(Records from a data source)
★ ★ ★

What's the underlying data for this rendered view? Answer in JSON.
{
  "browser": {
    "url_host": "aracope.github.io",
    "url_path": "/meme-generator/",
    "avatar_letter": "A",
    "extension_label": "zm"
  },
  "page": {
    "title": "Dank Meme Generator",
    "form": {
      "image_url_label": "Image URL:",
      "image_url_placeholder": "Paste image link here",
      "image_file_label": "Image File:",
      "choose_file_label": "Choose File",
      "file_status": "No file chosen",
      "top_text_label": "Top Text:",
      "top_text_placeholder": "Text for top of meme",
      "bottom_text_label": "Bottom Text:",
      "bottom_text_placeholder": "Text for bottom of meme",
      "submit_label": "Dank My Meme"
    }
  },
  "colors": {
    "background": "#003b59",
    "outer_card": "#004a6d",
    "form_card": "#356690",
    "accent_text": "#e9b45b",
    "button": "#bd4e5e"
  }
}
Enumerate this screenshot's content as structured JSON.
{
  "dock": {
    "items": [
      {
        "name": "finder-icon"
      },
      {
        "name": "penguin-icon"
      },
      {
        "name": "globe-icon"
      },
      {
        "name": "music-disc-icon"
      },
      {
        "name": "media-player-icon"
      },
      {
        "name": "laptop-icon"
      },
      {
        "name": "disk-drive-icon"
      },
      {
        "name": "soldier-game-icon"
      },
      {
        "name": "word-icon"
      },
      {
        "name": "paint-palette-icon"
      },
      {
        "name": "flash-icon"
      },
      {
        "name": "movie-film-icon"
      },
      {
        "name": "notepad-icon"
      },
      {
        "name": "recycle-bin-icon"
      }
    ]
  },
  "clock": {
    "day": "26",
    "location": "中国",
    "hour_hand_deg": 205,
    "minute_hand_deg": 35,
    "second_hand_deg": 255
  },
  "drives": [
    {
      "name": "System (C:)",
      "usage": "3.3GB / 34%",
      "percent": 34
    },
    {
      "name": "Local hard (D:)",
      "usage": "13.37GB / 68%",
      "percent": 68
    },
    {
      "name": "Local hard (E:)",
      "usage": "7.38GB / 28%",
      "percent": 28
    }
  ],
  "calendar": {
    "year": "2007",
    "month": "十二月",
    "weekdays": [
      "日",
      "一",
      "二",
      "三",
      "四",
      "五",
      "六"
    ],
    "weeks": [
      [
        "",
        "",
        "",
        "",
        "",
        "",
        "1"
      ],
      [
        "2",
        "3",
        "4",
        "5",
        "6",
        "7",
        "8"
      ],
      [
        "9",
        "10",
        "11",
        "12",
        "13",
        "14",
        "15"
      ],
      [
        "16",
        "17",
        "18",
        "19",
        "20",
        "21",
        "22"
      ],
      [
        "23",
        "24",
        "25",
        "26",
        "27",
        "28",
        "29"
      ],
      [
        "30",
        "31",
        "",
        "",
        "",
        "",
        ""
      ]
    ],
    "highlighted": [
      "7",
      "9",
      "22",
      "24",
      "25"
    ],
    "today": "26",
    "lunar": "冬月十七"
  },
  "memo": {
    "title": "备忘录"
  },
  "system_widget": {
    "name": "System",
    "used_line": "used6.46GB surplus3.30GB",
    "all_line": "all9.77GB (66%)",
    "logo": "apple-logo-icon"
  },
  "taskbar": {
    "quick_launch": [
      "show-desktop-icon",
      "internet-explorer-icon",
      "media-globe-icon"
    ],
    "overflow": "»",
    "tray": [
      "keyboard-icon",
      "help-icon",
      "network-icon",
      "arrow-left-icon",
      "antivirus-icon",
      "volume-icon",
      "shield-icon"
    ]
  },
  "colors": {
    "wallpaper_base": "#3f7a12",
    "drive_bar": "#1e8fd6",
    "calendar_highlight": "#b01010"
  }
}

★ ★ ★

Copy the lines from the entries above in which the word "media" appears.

[Reply to the exercise]:
        "name": "media-player-icon"
      "media-globe-icon"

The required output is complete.